A three-year run of fragmentary Armageddon-like studies had primed the journalism pumps and settled the media framing about the future ...
dead bee desolate city

Are we facing an ‘Insect Apocalypse’ caused by ‘intensive, industrial’ farming and agricultural chemicals? The media say yes; Science says ‘no’

The media call it the “Insect Apocalypse”. In the past three years, the phrase has become an accepted truth of ...
types of oak trees

Infographic: Power of evolution? How oak trees came to dominate North American forests

Over the course of some 56 million years, oaks, which all belong to the genus Quercus, evolved from a single undifferentiated ...
biotechnology worker x

Can GMOs rescue threatened plants and crops?

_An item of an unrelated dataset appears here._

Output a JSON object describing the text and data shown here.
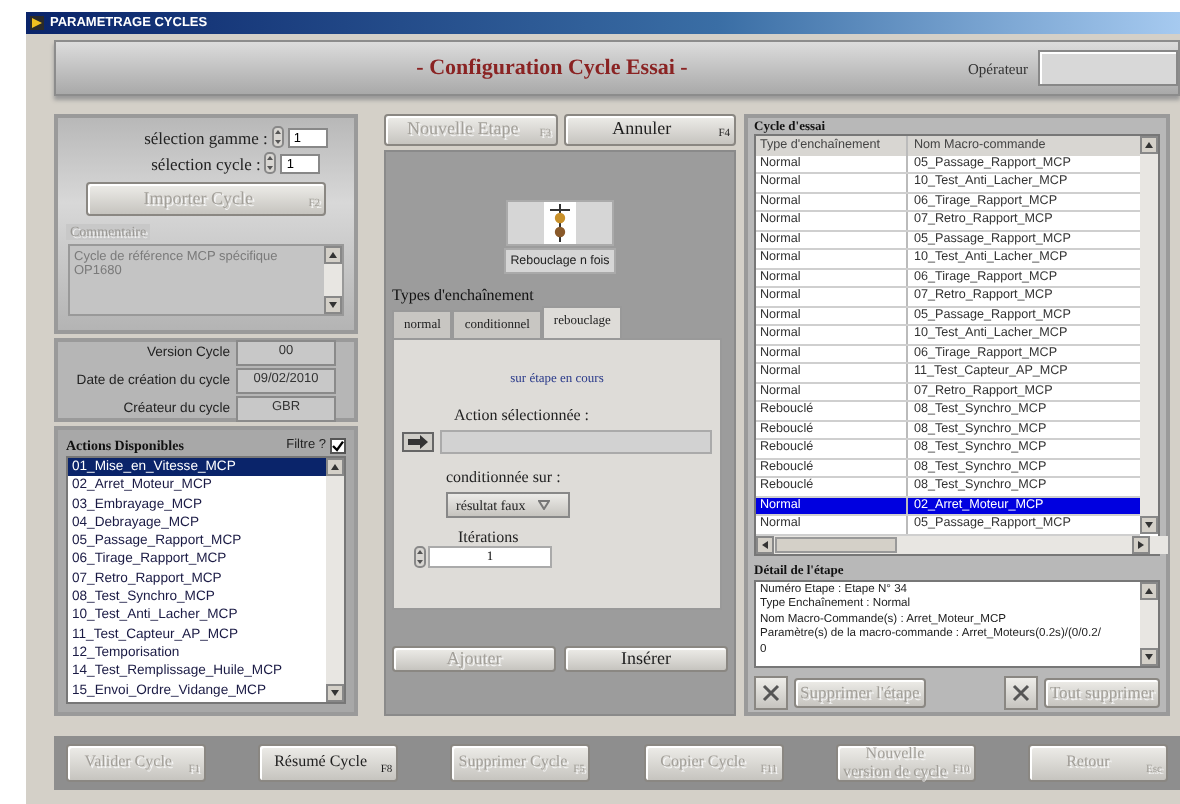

Some scientists and ecologists argue that humans are in the midst of an "extinction crisis" — the sixth wave of ...
food globe x

Are GMOs necessary to feed the world?

Experts estimate that agricultural production needs to roughly double in the coming decades. How can that be achieved? ...
eating gmo corn on the cob x

Are GMOs safe?

In 2015, 15 scientists and activists issued a statement, "No Scientific consensus on GMO safety," in the journal Environmental Sciences ...
Screen Shot at PM

Charles Benbrook: Agricultural economist and consultant for the organic industry and anti-biotechnology advocacy groups

Independent scientists rip Benbrook's co-authored commentary in New England Journal calling for reassessment of dangers of all GMO crops and herbicides ...
Screen Shot at PM

ETC Group: ‘Extreme’ biotechnology critic campaigns against synthetic biology and other forms of ‘extreme genetic engineering’

The ETC Group is an international environmental non-governmental organization (NGO) based in Canada whose stated purpose is to monitor "the impact of emerging technologies and ...
Share via
News on human & agricultural genetics and biotechnology delivered to your inbox.
Optional. Mail on special occasions.
Send this to a friend